In an opinion authored by Justice Christine Donohue, the Supreme Court of Pennsylvania recently restricted the application of the Peer Review Protection Act (PRPA). On March 27, 2018, the Court declined to extend the privilege to reviews conducted by an employee of a hospital staffing organization.

In Reginelli v. Boggs,[1] the plaintiff sued an emergency room physician for allegedly failing to diagnose an emergent heart condition, resulting in a heart attack. Eleanor and Orlando Reginelli filed suit against the physician, Marcellus Boggs, M.D.; Monongahela Valley Hospital, Inc. (MVH); and UPMC Emergency Medicine, Inc. (ERMI).

MVH and ERMI have a contractual agreement, by which ERMI provides staffing services to the MVH emergency department. Dr. Boggs was an employee of ERMI. ERMI also employed Brenda Walther, M.D., the director of emergency medical services at MVH.

During discovery, Dr. Walther testified at her deposition that she periodically prepared and maintained “performance files” of the MVH emergency physicians, including Dr. Boggs. These files contained random reviews of each physician’s patient charts. Plaintiff requested Dr. Boggs’ complete performance file, but MVH argued that it was protected by the PRPA.

Plaintiffs filed a motion to compel against MVH, which was granted by the trial court. Both MVH and ERMI appealed to the Pennsylvania Superior Court, arguing that Dr. Walther’s review of the emergency physicians’ files was for purposes of quality assurance, which constitutes peer review on behalf of both MVH and ERMI. The Superior Court affirmed the trial court’s order requiring defendants to produce the file, and defendants appealed to the Supreme Court.

Initially, the Court noted the importance of closely adhering to the statutory language of the Act. The Court acknowledged that the peer review privilege protects “the proceedings and records of a review committee from discovery . . . in an action against a professional health care provider” 63 P.S. § 424.4. The Court then reviewed the definitions of “peer review,” “professional health care provider” and “review organization” set out in section 424.2.
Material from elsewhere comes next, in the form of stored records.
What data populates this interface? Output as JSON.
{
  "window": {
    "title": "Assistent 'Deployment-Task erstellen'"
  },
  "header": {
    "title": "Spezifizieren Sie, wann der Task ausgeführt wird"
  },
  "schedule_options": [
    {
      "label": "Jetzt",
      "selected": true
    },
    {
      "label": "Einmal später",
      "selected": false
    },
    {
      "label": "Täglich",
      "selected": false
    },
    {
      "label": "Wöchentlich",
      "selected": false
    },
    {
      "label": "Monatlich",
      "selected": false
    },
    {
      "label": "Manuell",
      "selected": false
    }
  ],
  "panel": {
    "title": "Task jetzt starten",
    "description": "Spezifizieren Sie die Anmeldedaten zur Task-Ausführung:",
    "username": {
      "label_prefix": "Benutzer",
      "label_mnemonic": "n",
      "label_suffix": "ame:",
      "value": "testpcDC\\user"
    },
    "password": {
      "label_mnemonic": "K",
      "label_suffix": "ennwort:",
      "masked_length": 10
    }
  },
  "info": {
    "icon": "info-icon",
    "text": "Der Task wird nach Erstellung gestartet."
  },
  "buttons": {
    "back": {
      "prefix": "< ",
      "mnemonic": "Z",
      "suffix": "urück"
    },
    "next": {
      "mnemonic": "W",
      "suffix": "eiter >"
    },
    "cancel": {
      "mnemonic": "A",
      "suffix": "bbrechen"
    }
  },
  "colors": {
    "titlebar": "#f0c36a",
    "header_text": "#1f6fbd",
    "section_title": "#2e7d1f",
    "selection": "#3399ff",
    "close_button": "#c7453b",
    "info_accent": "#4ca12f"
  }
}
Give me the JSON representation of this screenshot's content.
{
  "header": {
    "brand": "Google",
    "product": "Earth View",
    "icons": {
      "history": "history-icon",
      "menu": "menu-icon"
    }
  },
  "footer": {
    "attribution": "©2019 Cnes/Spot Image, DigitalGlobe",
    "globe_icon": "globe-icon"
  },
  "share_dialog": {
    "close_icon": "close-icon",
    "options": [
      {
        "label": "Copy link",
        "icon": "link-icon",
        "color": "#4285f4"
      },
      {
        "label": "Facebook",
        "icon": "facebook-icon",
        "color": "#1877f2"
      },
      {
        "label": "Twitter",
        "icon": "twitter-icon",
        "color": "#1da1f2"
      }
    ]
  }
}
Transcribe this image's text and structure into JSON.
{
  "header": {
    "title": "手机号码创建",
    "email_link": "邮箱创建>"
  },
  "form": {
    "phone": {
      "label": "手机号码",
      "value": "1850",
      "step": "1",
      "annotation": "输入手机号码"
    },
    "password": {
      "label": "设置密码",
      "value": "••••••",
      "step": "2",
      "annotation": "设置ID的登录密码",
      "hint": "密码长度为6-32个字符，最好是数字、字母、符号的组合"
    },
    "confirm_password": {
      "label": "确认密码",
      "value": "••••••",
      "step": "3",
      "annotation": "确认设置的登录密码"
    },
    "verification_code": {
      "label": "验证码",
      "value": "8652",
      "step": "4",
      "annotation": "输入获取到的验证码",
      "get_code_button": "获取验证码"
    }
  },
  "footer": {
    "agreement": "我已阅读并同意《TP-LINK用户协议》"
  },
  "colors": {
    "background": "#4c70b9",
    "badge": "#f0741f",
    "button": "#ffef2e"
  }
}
The Court first addressed whether ERMI qualifies as a “professional health care provider” under the PRPA. ERMI argued that ERMI provides medical care to patients through its employee physicians. The Court held that, to be considered a “professional health care provider”, an entity must be “approved, licensed or otherwise regulated” by the Commonwealth of Pennsylvania to practice health care. According to the Supreme Court, even though ERMI employed physicians, ERMI itself was not licensed to render health care services, and therefore could not qualify for protection under the PRPA.

In reaching this conclusion, the Supreme Court distinguished its holding in McClellan v. Health Maint. Org. of Pa.,[2] in which the 1996 plurality concluded that a healthcare provider could include “persons or things of the same general kind or class as those specifically mentioned in the [PRPA]”. Justice Donohue held that while McClellan may have broadened the scope of the types of entities that could be considered “health care providers”, ERMI here could not fit itself into that definition without satisfying the PRPA’s express prerequisite that it be “approved, licensed or regulated”.

The Court next addressed whether Dr. Walther, as an individual, could conduct peer review activities under the Act. Based on the Act’s definition of “review organization,” the Court drew a distinction between a “review committee” and a “review organization.” A review committee is “any committee engaging in peer review.” It must include at least two people. A review organization includes “any hospital board, committee or individual reviewing the professional qualifications or activities of its medical staff or applicants for admission thereto.” Under section 425.4, the evidentiary privilege applies only to “[t]he proceedings and records of a review committee.” Therefore, while Dr. Walther might qualify as a review organization, she alone did not constitute a review committee entitled to the evidentiary privilege.

Further, in dicta, the Court suggested that credentialing activities do not constitute peer review. Peer review “is limited to the evaluation of the ‘quality and efficiency of services ordered or performed’ by a professional health care provider. Review of a physician’s credentials for purposes of membership (or continued membership) on a hospital’s medical staff is markedly different from reviewing the ‘quality and efficiency of service ordered or performed’ by a physician when treating patients.”

Lastly, the Court addressed the joint argument of MVH and ERMI that MVH’s peer review committee conducted peer review activities through ERMI pursuant to their contract. The Court dismissed this argument, holding that it had not been preserved for appeal. In dicta, the Court nonetheless addressed the argument and concluded that it lacked merit; there was insufficient evidence to suggest that Dr. Walther’s reviews were prepared on behalf of MVH pursuant to the contract, which was not part of the record.

[1]No. 1584 WDA 2014, 2018 WL 1473633, at *1 (Pa. March 27, 2018)

[2] 686 A.2d 801 (Pa. 1996)